**Records for the exercise**

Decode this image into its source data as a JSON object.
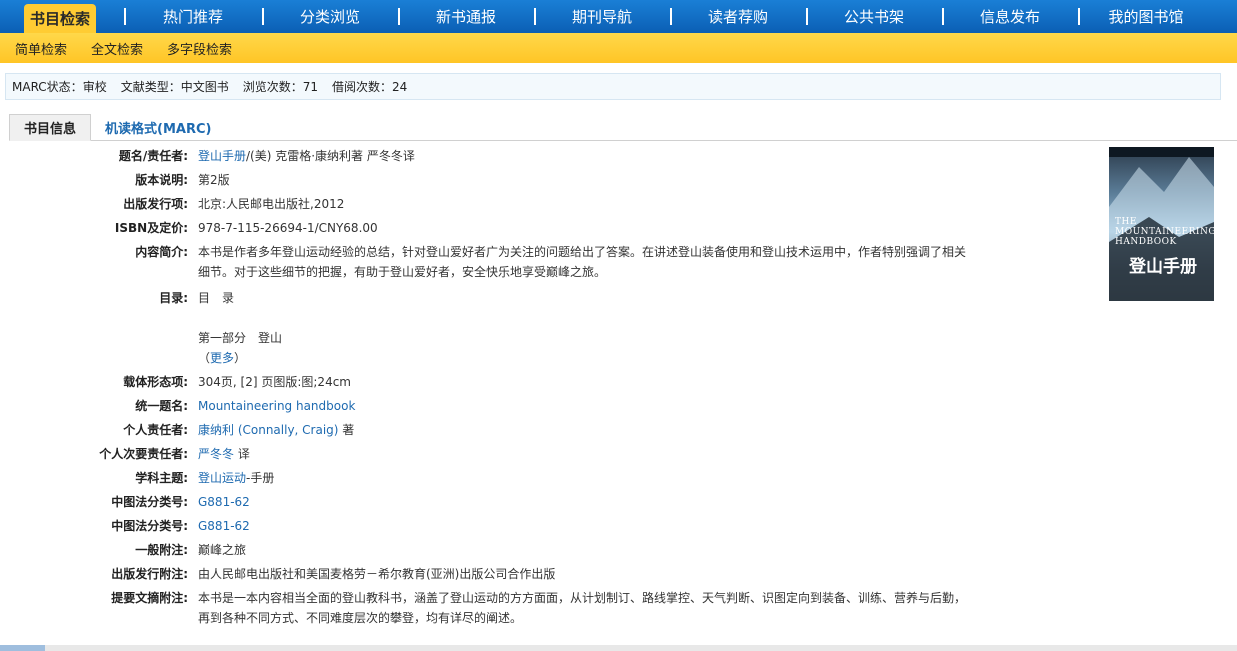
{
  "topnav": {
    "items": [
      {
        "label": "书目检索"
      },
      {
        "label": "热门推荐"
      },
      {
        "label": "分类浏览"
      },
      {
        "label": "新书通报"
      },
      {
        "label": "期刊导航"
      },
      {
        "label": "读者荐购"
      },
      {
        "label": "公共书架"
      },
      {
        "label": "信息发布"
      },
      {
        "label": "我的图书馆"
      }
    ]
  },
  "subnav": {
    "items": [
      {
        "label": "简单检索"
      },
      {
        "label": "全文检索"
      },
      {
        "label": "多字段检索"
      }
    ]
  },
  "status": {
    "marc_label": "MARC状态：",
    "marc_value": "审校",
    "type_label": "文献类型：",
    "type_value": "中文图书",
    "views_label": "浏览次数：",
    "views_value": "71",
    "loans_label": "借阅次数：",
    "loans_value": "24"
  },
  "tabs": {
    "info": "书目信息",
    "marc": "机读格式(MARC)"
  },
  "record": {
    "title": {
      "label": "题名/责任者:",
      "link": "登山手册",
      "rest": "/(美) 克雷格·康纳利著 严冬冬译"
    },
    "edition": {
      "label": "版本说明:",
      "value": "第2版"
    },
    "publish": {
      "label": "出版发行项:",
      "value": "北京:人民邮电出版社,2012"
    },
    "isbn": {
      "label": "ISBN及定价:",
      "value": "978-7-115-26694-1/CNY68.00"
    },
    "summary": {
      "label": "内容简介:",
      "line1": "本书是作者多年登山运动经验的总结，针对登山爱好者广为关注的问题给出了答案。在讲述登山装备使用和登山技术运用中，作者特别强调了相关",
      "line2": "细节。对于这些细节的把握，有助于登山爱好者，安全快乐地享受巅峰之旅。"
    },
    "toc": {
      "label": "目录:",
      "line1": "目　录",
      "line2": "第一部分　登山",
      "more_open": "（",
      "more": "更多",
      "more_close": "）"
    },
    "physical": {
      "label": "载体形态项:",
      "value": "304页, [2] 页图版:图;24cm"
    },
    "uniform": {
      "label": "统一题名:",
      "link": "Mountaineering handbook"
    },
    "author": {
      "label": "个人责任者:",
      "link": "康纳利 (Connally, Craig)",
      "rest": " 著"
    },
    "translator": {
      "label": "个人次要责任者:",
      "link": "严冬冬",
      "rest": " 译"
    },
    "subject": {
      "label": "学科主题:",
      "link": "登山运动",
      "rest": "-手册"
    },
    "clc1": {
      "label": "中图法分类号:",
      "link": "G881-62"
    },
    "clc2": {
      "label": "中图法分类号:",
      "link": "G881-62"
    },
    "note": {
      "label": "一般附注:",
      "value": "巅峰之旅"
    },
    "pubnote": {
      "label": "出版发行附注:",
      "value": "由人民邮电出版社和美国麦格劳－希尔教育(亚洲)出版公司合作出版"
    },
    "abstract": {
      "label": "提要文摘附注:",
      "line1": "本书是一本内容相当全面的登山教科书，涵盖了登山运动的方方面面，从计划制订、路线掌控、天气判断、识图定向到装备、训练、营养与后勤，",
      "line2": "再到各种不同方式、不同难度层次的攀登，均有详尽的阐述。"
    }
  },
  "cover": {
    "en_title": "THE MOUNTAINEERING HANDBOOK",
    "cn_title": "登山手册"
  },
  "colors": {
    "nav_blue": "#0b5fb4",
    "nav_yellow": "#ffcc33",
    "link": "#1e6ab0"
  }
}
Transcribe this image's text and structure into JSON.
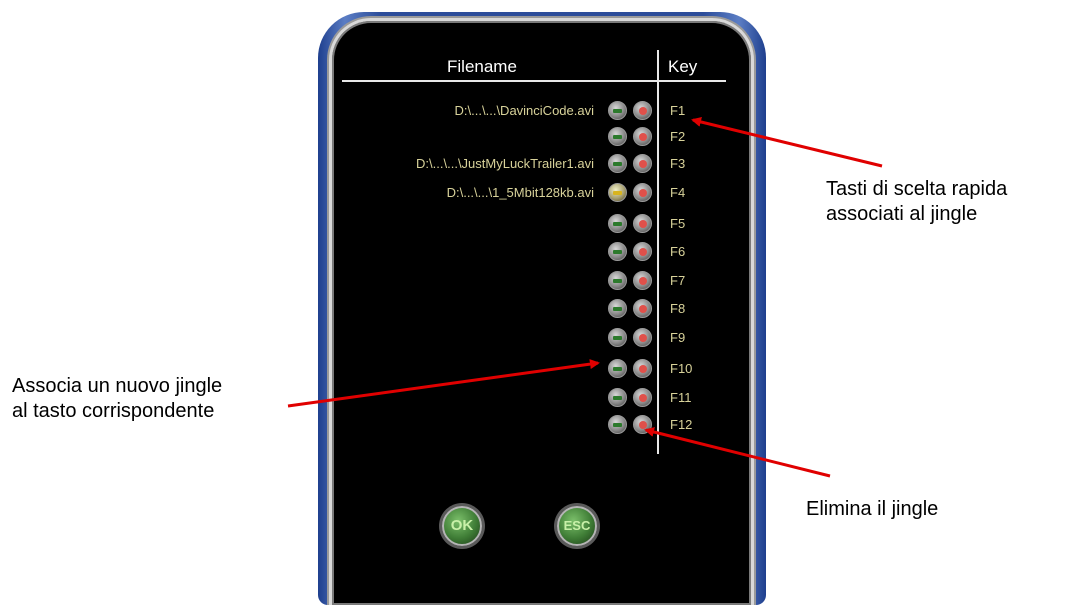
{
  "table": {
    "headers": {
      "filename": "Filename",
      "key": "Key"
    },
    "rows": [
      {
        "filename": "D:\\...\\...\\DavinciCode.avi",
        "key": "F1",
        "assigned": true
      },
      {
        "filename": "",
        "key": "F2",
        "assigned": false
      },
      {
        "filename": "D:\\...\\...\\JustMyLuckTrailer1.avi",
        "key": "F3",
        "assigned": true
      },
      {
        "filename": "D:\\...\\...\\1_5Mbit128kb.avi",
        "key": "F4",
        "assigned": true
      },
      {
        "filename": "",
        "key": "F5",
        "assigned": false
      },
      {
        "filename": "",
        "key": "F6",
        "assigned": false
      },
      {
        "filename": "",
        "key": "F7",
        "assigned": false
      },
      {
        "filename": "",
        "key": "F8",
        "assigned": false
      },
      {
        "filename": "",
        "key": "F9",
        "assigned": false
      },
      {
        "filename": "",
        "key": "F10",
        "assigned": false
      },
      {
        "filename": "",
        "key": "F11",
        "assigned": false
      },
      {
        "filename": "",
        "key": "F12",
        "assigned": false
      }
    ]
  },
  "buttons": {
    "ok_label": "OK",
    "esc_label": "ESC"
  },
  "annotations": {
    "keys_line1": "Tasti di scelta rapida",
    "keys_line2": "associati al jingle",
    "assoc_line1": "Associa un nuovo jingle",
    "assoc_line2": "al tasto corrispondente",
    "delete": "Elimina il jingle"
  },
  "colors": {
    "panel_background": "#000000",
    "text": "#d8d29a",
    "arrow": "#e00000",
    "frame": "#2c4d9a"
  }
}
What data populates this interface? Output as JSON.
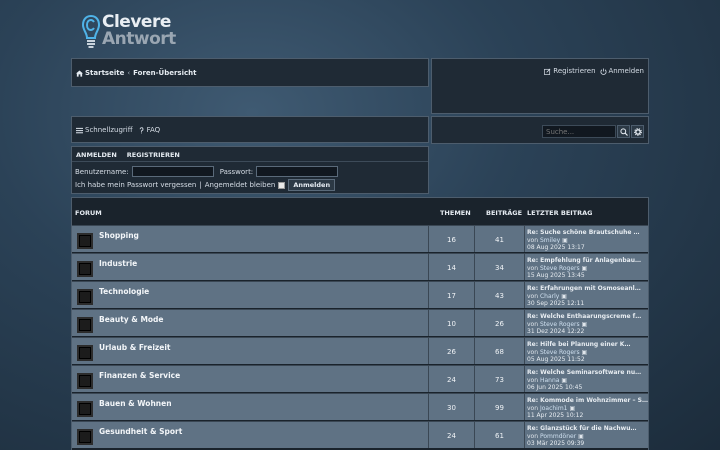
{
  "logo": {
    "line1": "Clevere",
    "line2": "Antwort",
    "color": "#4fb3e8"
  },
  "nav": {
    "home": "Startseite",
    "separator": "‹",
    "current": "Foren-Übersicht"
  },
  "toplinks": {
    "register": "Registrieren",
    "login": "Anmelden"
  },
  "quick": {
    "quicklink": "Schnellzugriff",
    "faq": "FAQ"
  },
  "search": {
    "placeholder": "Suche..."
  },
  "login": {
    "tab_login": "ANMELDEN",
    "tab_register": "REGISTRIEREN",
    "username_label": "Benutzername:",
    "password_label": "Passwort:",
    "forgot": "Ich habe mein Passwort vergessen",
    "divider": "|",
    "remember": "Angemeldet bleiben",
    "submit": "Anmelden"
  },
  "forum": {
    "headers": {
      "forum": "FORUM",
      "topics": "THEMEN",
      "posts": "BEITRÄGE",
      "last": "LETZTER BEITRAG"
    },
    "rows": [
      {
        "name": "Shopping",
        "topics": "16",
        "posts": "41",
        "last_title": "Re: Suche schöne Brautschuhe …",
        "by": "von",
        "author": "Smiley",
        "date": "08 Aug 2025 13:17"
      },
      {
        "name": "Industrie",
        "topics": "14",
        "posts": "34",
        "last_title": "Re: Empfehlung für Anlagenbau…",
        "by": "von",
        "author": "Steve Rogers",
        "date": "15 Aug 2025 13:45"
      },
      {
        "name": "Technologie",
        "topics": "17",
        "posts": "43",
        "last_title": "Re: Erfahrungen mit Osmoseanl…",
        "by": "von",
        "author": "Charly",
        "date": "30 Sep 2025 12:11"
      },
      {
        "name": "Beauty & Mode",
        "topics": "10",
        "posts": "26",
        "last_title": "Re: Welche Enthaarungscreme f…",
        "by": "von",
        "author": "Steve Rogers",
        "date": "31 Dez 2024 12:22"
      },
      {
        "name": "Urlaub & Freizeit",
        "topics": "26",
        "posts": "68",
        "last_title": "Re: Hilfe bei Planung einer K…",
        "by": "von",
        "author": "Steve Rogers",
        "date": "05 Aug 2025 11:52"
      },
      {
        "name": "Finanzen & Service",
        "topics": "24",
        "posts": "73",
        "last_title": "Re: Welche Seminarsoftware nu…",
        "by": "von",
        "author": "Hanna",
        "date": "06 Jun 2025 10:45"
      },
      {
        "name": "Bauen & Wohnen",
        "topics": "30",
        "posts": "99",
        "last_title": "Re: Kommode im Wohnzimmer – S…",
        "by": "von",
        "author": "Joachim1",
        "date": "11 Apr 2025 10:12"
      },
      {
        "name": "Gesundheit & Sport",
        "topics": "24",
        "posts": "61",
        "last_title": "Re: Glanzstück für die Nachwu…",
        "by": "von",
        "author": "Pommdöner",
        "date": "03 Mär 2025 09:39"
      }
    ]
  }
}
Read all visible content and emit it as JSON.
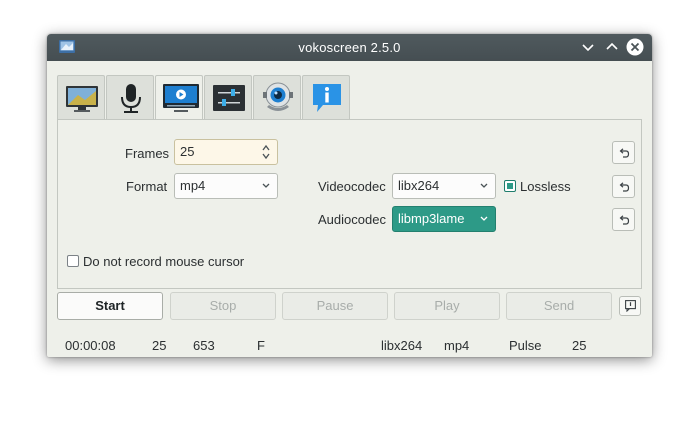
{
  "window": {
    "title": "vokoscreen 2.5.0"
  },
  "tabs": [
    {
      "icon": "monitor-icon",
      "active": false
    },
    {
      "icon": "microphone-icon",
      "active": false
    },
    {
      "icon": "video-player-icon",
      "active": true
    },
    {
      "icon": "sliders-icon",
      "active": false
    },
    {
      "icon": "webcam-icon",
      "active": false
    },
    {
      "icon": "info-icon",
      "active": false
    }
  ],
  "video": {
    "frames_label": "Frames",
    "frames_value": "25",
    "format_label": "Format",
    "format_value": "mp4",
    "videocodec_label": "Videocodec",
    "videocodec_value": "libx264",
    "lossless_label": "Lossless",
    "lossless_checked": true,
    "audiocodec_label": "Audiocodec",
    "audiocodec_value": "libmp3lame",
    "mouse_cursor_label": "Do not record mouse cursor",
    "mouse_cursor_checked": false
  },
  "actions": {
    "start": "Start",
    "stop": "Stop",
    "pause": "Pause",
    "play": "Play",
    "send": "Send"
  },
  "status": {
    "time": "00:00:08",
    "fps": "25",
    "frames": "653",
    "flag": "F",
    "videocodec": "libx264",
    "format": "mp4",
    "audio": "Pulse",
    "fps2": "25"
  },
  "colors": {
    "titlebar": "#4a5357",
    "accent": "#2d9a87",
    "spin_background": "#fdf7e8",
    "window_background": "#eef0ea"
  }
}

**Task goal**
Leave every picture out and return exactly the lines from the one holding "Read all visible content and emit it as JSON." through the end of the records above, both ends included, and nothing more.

**Reply to the task**
Read all visible content and emit it as JSON.
{
  "window": {
    "title": "vokoscreen 2.5.0"
  },
  "tabs": [
    {
      "icon": "monitor-icon",
      "active": false
    },
    {
      "icon": "microphone-icon",
      "active": false
    },
    {
      "icon": "video-player-icon",
      "active": true
    },
    {
      "icon": "sliders-icon",
      "active": false
    },
    {
      "icon": "webcam-icon",
      "active": false
    },
    {
      "icon": "info-icon",
      "active": false
    }
  ],
  "video": {
    "frames_label": "Frames",
    "frames_value": "25",
    "format_label": "Format",
    "format_value": "mp4",
    "videocodec_label": "Videocodec",
    "videocodec_value": "libx264",
    "lossless_label": "Lossless",
    "lossless_checked": true,
    "audiocodec_label": "Audiocodec",
    "audiocodec_value": "libmp3lame",
    "mouse_cursor_label": "Do not record mouse cursor",
    "mouse_cursor_checked": false
  },
  "actions": {
    "start": "Start",
    "stop": "Stop",
    "pause": "Pause",
    "play": "Play",
    "send": "Send"
  },
  "status": {
    "time": "00:00:08",
    "fps": "25",
    "frames": "653",
    "flag": "F",
    "videocodec": "libx264",
    "format": "mp4",
    "audio": "Pulse",
    "fps2": "25"
  },
  "colors": {
    "titlebar": "#4a5357",
    "accent": "#2d9a87",
    "spin_background": "#fdf7e8",
    "window_background": "#eef0ea"
  }
}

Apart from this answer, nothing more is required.